▶ _Website and app data records_
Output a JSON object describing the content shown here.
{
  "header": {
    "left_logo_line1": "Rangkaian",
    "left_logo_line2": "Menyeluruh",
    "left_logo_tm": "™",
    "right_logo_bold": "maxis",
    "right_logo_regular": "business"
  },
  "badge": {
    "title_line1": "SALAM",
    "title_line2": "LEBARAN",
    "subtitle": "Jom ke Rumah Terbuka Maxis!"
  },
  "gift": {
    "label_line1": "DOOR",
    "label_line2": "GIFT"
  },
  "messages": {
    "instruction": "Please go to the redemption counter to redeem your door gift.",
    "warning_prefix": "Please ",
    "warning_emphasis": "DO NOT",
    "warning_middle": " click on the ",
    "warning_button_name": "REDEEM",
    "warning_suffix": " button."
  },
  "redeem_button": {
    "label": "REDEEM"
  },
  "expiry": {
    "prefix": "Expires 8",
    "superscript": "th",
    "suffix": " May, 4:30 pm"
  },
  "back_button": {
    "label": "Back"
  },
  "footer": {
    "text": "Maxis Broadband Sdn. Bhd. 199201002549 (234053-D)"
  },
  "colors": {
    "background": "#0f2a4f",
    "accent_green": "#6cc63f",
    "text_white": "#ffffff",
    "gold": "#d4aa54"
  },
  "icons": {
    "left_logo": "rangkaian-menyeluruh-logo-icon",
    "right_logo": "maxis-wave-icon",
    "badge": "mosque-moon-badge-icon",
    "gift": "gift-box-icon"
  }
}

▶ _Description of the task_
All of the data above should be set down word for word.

▶ _Task output_
Output a JSON object describing the content shown here.
{
  "header": {
    "left_logo_line1": "Rangkaian",
    "left_logo_line2": "Menyeluruh",
    "left_logo_tm": "™",
    "right_logo_bold": "maxis",
    "right_logo_regular": "business"
  },
  "badge": {
    "title_line1": "SALAM",
    "title_line2": "LEBARAN",
    "subtitle": "Jom ke Rumah Terbuka Maxis!"
  },
  "gift": {
    "label_line1": "DOOR",
    "label_line2": "GIFT"
  },
  "messages": {
    "instruction": "Please go to the redemption counter to redeem your door gift.",
    "warning_prefix": "Please ",
    "warning_emphasis": "DO NOT",
    "warning_middle": " click on the ",
    "warning_button_name": "REDEEM",
    "warning_suffix": " button."
  },
  "redeem_button": {
    "label": "REDEEM"
  },
  "expiry": {
    "prefix": "Expires 8",
    "superscript": "th",
    "suffix": " May, 4:30 pm"
  },
  "back_button": {
    "label": "Back"
  },
  "footer": {
    "text": "Maxis Broadband Sdn. Bhd. 199201002549 (234053-D)"
  },
  "colors": {
    "background": "#0f2a4f",
    "accent_green": "#6cc63f",
    "text_white": "#ffffff",
    "gold": "#d4aa54"
  },
  "icons": {
    "left_logo": "rangkaian-menyeluruh-logo-icon",
    "right_logo": "maxis-wave-icon",
    "badge": "mosque-moon-badge-icon",
    "gift": "gift-box-icon"
  }
}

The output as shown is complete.